* _Task objective_: Report how many lines of these entries hold the string "icon"; reply with the number alone.

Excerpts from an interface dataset
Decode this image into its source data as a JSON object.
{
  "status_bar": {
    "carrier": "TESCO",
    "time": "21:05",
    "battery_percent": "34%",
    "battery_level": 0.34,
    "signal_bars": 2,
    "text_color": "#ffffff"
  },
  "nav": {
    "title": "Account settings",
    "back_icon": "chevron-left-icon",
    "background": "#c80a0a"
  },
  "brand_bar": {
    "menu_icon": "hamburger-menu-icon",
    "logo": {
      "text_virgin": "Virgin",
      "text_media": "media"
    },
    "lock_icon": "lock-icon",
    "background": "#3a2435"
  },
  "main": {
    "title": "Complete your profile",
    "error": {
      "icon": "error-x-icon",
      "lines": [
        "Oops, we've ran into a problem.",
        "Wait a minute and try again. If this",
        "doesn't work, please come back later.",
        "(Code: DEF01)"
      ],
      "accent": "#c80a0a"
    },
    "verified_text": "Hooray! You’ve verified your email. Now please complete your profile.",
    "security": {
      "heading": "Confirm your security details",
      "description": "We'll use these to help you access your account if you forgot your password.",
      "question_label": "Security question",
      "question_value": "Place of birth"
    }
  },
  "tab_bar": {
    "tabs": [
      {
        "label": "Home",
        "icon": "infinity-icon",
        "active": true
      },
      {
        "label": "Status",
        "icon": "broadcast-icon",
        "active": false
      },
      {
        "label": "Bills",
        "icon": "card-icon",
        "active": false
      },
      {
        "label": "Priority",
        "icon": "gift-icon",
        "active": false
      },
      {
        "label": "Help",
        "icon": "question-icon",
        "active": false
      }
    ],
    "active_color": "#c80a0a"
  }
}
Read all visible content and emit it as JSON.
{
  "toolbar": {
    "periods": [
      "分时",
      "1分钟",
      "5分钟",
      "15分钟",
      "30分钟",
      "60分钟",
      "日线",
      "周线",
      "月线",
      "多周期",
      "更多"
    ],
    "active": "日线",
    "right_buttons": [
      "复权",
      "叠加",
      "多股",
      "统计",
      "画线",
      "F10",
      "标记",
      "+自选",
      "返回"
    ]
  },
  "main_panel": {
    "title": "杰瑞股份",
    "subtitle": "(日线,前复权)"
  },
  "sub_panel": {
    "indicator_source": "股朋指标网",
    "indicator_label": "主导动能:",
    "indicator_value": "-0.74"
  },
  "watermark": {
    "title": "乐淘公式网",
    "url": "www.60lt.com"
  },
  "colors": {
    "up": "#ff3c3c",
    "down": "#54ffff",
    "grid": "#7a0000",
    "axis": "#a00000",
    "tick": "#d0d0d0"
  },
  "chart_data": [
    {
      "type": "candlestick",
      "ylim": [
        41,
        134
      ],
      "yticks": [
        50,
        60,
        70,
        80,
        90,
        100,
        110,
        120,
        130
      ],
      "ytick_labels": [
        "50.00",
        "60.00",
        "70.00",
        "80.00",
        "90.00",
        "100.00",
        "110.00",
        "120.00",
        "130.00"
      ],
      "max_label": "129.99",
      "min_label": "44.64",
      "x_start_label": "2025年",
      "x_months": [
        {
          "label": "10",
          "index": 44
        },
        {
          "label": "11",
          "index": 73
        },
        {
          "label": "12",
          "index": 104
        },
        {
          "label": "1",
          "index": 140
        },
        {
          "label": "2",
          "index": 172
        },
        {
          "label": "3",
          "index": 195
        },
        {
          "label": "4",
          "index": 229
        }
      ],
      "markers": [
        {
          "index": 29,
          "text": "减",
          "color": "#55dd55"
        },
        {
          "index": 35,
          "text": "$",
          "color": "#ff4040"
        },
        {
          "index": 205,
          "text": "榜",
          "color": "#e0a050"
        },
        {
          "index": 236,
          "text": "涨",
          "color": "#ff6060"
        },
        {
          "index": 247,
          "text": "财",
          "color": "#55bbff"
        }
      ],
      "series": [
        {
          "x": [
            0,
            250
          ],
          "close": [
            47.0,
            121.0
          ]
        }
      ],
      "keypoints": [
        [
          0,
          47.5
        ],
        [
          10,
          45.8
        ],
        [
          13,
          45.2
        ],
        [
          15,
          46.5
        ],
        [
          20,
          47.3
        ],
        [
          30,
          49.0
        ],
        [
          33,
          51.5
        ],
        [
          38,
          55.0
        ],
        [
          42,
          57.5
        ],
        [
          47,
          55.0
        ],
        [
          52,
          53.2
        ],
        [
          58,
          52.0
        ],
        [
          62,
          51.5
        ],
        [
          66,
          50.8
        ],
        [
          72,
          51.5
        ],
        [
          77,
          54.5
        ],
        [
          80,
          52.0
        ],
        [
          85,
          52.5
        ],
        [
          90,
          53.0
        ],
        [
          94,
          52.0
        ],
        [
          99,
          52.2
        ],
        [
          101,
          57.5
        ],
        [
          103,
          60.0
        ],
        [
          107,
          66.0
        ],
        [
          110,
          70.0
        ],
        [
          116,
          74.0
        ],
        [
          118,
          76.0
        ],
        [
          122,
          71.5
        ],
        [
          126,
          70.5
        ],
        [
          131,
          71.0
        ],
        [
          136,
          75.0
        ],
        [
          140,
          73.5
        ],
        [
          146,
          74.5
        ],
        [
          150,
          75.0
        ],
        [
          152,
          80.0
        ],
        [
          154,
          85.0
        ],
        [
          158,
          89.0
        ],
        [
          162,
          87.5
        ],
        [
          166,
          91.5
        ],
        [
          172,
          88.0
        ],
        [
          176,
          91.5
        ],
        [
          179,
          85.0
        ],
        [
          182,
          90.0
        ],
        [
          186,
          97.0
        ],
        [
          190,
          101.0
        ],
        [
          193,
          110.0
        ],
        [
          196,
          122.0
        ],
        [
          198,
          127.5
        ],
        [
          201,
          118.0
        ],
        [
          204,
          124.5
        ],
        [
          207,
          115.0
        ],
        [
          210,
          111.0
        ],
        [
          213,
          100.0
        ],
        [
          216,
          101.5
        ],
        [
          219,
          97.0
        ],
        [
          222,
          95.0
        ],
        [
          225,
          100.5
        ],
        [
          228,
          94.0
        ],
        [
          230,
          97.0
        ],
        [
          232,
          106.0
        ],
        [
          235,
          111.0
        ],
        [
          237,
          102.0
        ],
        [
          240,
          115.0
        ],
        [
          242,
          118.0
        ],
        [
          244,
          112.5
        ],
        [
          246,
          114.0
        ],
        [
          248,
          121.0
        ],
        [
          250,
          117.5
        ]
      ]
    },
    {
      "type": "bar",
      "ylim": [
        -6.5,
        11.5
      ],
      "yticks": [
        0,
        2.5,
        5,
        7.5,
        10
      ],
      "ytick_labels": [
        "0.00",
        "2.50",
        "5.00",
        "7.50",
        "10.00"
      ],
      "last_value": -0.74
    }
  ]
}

* _Reply_: 9